Instead, general manager Mike Rizzo traded four young prospects -- some projected to be top major league prospects, but for now only have a resume of promise -- for a hard-throwing 26-year-old proven major league left-hander and former first-round pick whose best days are likely ahead of him and who is four years away from free agency.
Nats fans -- Mark Buehrle was a lump of coal.
Santa Rizzo instead has put Gio Gonzalez and his live arm under your tree.
And just like that, the Nationals have arguably the best combination of youth and talent in the first three spots of their pitching rotation in the National League East -- Gonzalez, Stephen Strasburg and Jordan Zimmermann.
The Phillies, with Roy Halladay, Cliff Lee and Cole Hamels, are still the defending champions. But their combined age is 94. Strasburg, Zimmermann and Gonzalez add up to a total of 74 years and a long time headache for opposing NL hitters.
Gonzalez has bounced around, primarily because of his value. Drafted in the first round in 2005 by the Chicago White Sox, Gonzalez was traded that year, along with Aaron Rowand, to the Phillies for Jim Thome.
Baseball America ranked him as the Phillies No. 2 pitching prospect -- behind Hamels. But in 2006, he was dealt back to Chicago with Gavin Floyd for veteran starter Freddy Garcia.

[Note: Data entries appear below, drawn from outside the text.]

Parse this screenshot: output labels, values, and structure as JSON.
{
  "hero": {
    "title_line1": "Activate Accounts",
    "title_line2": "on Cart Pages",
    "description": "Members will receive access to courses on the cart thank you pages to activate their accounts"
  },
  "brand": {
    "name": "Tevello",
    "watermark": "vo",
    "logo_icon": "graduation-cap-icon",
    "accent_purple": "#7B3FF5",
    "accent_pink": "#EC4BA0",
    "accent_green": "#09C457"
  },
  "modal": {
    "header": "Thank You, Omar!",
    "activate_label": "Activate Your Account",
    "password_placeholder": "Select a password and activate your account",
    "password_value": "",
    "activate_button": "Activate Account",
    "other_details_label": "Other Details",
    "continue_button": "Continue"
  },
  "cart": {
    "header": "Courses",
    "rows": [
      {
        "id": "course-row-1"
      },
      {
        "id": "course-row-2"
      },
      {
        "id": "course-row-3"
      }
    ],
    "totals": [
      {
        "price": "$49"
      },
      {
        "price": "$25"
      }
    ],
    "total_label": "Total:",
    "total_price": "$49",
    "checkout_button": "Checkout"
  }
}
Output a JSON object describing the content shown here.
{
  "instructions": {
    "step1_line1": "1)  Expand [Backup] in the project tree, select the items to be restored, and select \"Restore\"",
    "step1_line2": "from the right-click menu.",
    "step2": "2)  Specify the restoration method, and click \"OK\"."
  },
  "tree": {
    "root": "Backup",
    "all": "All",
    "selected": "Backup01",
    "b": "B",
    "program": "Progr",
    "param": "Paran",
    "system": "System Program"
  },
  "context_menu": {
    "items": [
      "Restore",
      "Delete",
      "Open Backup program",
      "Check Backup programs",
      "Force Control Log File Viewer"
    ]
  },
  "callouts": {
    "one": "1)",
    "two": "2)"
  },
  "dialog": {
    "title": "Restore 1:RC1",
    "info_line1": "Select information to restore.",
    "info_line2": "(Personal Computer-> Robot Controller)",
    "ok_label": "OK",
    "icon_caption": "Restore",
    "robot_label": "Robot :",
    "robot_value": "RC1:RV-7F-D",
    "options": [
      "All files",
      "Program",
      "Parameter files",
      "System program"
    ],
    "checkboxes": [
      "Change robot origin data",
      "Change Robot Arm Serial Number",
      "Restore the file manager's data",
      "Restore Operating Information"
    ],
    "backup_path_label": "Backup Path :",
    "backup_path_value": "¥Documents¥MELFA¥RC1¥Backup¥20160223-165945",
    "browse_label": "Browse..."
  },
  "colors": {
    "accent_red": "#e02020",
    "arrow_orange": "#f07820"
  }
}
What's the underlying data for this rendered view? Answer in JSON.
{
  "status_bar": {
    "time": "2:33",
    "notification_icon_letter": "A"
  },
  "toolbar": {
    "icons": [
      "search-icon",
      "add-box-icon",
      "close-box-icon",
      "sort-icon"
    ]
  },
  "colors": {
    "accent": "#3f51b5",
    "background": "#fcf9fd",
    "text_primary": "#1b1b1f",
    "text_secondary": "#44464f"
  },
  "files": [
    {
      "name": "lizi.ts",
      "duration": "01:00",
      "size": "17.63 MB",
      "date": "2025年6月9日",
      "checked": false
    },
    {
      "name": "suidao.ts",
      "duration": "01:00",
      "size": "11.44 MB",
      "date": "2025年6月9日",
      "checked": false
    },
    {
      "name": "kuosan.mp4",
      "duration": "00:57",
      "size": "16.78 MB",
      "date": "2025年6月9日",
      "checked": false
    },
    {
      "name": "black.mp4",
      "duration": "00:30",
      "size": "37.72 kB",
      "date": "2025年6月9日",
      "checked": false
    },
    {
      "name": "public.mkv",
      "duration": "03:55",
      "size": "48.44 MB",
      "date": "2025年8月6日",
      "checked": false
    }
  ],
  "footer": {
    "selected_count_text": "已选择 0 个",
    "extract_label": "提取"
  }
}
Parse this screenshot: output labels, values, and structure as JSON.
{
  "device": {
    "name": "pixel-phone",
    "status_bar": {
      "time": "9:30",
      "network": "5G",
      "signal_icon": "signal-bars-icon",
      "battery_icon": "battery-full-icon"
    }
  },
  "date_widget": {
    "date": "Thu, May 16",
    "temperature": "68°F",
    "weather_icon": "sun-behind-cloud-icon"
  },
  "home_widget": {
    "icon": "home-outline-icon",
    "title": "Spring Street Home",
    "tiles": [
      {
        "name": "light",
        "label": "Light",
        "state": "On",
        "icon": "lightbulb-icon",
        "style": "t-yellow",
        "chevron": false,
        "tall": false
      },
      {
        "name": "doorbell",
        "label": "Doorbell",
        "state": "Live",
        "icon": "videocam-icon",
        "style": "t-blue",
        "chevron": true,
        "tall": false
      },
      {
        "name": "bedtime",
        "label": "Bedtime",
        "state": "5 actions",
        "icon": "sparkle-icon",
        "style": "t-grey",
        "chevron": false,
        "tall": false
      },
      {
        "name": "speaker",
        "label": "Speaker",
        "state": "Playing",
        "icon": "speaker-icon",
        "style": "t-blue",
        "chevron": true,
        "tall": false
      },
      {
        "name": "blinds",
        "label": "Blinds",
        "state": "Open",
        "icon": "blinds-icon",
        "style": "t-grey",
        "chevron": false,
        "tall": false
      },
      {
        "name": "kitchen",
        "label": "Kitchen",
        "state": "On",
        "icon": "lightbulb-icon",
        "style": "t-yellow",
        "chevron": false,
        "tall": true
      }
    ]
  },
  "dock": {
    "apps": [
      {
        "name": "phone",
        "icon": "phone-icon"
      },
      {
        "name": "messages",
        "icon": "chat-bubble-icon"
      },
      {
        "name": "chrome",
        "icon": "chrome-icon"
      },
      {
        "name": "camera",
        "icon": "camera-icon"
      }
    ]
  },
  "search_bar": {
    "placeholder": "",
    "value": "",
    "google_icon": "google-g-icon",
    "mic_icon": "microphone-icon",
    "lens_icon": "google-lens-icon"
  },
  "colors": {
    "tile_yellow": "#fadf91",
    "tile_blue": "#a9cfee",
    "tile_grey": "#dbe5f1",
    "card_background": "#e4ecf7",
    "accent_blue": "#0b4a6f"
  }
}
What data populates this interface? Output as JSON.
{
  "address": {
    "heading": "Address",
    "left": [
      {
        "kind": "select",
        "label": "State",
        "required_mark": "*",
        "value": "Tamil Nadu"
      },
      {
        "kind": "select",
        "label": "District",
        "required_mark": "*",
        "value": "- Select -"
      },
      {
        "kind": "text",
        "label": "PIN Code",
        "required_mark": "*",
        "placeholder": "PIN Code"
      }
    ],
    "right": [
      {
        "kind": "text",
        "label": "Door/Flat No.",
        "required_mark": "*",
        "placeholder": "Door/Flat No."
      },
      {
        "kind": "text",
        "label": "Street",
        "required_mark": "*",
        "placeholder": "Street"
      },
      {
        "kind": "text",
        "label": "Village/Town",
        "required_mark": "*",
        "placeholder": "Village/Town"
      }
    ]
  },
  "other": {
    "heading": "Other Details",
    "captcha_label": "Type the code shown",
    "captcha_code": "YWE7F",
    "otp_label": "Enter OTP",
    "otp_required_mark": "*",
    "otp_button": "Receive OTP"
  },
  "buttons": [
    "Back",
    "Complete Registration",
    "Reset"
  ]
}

Two years later, the top pitching prospect in the White Sox organization was traded to Oakland, along with fellow minor leaguers Fautino De Los Santos and Ryan Sweeney for Nick Swisher.
Gonzalez finally got his major league opportunity in Oakland and made the most of it, going 15-9 in 2010 and last year finishing with a 16-12 record, 3.12 ERA, 197 strikeouts and a place on the American League All-Star team.
He is the goods.
The Nationals traded four young players, some or all could be the goods -- pitchers Brad Peacock, A.J. Cole and Tom Milone and catcher Derek Norris.
It's a hefty price tag of potential -- particularly the highly touted Peacock and Cole. But prospects can serve several purposes -- to bring up to your squad or to deal someplace else for proven talent, particularly at a time when you are ready to compete.
It is a gutsy move by Rizzo because prospects also serve another purpose in baseball -- job security for general managers. The promise of a prospect becoming a major league player buys time for general managers.
Rizzo moved up the clock to now.
They will still try to work a deal for a center fielder, which should be a priority, because any plan for Jayson Werth to be the center fielder flies in the face of a team like the Nationals built on strong pitching -- pitching that just got a lot stronger.